"A man was murdered a week ago, on May eighth. I passed your gallery this morning, saw the painting, and realized the guy in it was the spitting image of the murder victim. When I asked the woman at the desk how to get in contact with you, she gave me your phone number. I tried calling you but..."
Clay nodded. "I don't answer it unless I'm in the mood. How did you manage to track me down here?"
"Triangulation. Not an exact science but it got me in the neighborhood and from there it was just footwork."
"You must have been pretty desperate."
"The young man who was murdered died hard."
"I'm sorry. I wish I could help you, but as I said, I only saw him in the park."
"I know where it is. Was he alone?"
"He seemed to be. That's why he caught my attention. There were a lot of people around but he was sitting by himself on Block Fountain." Clay snorted. "Why they call it a fountain when there's no water... But that's beside the point. He was sort of curled up against one of the blocks, looking like he'd lost his last friend. He caught my eye. I sketched him and he became the centerpiece of the painting."
Quint nodded. "At least that gives us a starting point, presuming that wasn't the first time he was there. Given that he seems to have been homeless, I suspect he hung around that area, at least sometimes."
"Where was he--? Where did you find his body?"
"Down by Cherry Creek. Not all that far from Skyline."
Clay shook his head. "I wish I could have been more help."
"Not your fault." Quint stood, started to leave, then said, "There are times I wish I had the guts to be as cantankerous as you."
"It's all in the attitude. Act like an ass in public and people leave you alone."
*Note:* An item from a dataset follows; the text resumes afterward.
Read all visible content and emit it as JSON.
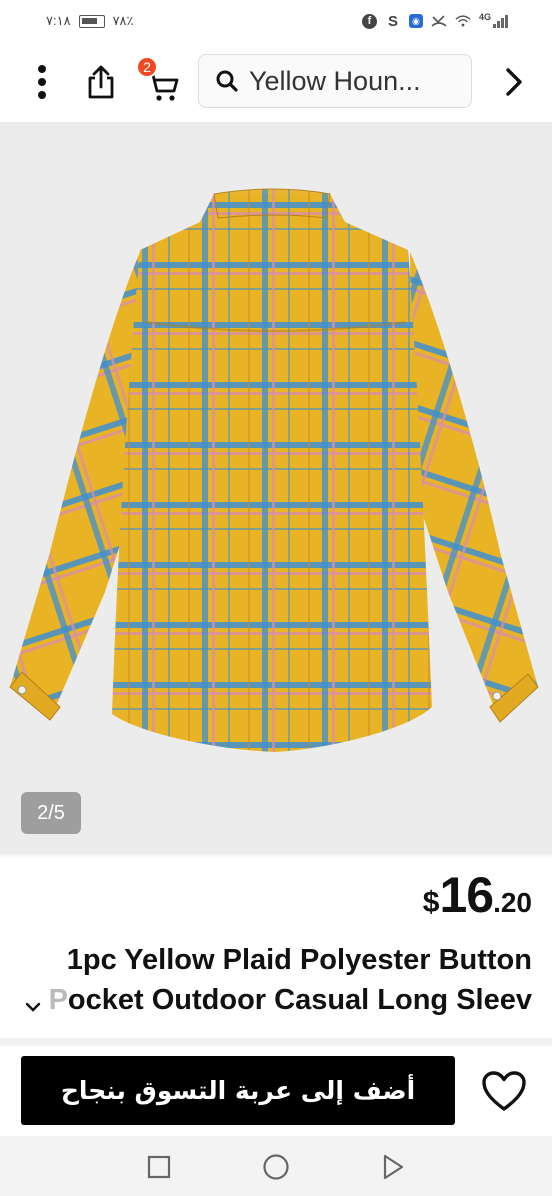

"Not an option in my case, considering what I do. As my mother used to say, you catch more flies with honey than vinegar." Quint chuckled. "I never did figure out why you'd want to catch flies. Anyway, thanks for your help. At least it sort of pinpoints the area he probably hung out at."
"Welcome," Clay replied. He watched the detective walk away, grabbed his pencil, and did a quick sketch from memory of Quint's face. He'd be a good subject for a painting. He shook his head. Not like he'd be willing, I'm sure. Getting back to what he'd been doing before the detective had interrupted him, he focused in on a pair of young men on the dance floor and knocked out some rapid sketches.